James Porter Moreland (born March 9, 1948), better known as J. P. Moreland, is an American philosopher, theologian, and Christian apologist. He currently serves as a Distinguished Professor of Philosophy at Talbot School of Theology at Biola University in La Mirada, California.
Moreland specializes in metaphysics, philosophy of mind, chemistry, and Christian Philosophy having had his work published in journals such as Metaphilosophy and the American Philosophical Quarterly. He has also had his work published by presses such as Intervarsity Press, NavPress, Zondervan, Oxford University Press, Routledge, Rutgers University Press, and Prometheus.

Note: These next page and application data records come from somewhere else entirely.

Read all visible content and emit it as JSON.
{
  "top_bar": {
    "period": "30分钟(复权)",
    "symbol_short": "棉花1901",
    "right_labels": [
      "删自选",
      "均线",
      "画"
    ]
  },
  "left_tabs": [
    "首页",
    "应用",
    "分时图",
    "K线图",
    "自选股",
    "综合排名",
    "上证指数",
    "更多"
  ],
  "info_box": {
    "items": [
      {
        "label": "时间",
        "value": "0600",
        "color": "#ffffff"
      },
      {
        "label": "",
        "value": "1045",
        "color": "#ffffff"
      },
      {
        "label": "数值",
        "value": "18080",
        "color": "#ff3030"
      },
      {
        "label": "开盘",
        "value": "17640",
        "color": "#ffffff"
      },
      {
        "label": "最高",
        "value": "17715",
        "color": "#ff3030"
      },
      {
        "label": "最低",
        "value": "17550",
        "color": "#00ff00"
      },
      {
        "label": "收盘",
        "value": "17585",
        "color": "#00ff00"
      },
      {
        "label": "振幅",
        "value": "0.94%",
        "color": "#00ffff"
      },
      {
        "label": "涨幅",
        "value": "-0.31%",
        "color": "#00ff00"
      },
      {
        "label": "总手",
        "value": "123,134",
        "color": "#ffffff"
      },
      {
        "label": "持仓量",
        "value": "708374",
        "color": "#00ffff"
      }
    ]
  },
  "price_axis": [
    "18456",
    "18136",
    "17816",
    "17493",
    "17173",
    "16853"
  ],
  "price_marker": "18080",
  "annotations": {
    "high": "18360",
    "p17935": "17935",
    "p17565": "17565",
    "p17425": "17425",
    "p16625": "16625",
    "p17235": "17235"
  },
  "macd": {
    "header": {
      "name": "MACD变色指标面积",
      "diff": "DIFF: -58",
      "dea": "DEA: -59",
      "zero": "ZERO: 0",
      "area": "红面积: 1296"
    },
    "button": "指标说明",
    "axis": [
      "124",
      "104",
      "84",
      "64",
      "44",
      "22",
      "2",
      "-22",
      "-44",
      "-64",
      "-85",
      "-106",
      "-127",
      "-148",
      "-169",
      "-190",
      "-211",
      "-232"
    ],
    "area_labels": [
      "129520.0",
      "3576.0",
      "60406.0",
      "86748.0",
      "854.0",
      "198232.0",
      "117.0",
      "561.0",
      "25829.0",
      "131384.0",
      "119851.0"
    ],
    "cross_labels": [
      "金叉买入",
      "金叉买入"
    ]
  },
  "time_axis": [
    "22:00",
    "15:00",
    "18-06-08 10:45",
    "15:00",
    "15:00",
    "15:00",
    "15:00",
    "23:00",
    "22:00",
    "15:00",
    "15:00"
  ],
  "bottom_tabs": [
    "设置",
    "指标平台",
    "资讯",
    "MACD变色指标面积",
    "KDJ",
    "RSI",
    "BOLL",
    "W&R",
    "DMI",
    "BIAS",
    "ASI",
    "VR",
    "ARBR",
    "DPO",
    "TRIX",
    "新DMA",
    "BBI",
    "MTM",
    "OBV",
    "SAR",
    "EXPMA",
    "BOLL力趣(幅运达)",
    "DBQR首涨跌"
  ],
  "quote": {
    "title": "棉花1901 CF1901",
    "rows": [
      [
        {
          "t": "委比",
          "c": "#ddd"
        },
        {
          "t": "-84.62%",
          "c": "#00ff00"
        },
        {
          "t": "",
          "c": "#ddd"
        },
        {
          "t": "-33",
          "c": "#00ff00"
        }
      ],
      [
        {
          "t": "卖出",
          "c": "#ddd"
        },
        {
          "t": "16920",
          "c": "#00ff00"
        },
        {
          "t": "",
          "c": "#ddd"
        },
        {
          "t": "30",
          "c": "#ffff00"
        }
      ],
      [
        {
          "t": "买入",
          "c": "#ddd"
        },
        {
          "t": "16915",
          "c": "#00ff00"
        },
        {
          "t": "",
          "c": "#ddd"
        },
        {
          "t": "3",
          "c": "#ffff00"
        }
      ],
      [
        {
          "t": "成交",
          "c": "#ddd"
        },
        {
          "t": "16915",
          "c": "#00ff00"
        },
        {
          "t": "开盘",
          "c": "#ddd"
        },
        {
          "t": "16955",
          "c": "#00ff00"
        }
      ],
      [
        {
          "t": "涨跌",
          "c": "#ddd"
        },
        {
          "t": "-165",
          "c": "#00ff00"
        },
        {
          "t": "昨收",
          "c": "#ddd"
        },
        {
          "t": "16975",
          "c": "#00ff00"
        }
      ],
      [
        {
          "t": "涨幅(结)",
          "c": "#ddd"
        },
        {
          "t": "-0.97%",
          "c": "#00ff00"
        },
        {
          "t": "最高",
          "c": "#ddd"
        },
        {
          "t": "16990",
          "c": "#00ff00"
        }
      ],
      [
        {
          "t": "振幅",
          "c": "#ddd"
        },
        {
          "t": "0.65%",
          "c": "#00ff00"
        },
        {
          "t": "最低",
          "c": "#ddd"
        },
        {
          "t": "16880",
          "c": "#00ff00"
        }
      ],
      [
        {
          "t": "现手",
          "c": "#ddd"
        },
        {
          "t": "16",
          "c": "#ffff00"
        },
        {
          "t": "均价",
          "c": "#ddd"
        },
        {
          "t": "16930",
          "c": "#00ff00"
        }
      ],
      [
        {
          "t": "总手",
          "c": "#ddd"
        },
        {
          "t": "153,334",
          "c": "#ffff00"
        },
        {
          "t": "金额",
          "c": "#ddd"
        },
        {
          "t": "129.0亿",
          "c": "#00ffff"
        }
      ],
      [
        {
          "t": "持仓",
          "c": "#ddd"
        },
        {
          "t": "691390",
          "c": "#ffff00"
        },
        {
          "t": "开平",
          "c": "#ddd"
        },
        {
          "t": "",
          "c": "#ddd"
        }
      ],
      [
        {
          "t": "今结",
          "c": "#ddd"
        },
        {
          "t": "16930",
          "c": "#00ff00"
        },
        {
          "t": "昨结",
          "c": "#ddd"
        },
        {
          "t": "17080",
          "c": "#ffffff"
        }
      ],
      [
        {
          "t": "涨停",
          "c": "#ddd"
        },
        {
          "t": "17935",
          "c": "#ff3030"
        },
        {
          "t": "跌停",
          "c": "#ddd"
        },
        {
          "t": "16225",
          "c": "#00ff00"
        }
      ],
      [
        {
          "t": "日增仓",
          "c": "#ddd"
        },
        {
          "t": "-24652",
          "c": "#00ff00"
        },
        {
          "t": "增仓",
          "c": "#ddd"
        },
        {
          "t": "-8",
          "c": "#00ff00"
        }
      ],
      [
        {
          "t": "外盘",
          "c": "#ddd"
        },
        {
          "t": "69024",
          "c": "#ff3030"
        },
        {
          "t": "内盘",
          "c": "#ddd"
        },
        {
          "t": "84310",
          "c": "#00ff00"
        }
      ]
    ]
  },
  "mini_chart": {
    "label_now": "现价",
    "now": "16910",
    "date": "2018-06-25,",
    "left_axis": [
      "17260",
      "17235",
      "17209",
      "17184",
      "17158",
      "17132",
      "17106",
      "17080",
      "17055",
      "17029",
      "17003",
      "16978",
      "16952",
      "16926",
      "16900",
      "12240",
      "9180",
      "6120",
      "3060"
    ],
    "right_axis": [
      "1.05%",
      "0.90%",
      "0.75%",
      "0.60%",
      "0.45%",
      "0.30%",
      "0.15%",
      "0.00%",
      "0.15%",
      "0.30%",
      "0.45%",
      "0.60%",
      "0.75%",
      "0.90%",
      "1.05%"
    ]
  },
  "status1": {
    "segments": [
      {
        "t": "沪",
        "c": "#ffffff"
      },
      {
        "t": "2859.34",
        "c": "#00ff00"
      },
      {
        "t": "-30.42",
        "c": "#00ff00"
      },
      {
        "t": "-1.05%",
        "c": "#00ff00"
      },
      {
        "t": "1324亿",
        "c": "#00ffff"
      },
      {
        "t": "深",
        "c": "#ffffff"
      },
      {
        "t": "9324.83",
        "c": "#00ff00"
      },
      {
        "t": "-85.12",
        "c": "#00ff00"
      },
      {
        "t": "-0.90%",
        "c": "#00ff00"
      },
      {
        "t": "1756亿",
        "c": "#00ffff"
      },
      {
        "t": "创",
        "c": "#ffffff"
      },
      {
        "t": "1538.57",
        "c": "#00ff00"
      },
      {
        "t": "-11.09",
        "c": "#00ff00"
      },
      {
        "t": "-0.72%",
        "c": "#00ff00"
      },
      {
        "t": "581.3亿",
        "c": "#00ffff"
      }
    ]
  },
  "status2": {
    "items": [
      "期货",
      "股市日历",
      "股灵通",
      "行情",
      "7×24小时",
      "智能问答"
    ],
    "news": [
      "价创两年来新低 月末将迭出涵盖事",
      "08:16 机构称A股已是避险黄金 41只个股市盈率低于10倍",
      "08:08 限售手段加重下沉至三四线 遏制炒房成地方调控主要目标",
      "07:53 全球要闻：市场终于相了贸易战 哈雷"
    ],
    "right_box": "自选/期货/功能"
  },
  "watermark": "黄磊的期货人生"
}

Moreland earned a Bachelor of Science in Chemistry with honors from the University of Missouri and a Master of Arts in Philosophy with highest honors from the University of California, Riverside. He received his Th.M. in Theology from Dallas Theological Seminary. In 1985, he received a Ph.D. in philosophy from the University of Southern California. His dissertation was "Universals and the Qualities of Things: A defense of Realism." His dissertation advisor was Dallas Willard. Moreland teaches at the Talbot School of Theology at Biola University in La Mirada, California. He is a member of the Board of Advisors for the Center on Culture and Civil Society at the Independent Institute.
It’s a common claim that science alone gives us knowledge. As a result, Christian faith has become marginalized as a myth, without any factual basis. Yet, argues philosopher J.P. Moreland, this view called “scientism” is itself a philosophical assumption and not the conclusion of scientific observation. Science must utilize a great deal of philosophy before it can get underway. This pervasive view of scientism has devastating implications for morality, human dignity, knowledge, and much more. Its proponents naively dismiss orthodox Christianity, which actually gave rise to modern science and has historically been committed to evidence and reason. Moreland seeks to clarify what scientism is, how to identify and respond to scientistic assumptions, and how to show that Christian faith actually makes the best sense when it comes to science and a range of other considerations.
Bio information sourced from Wikipedia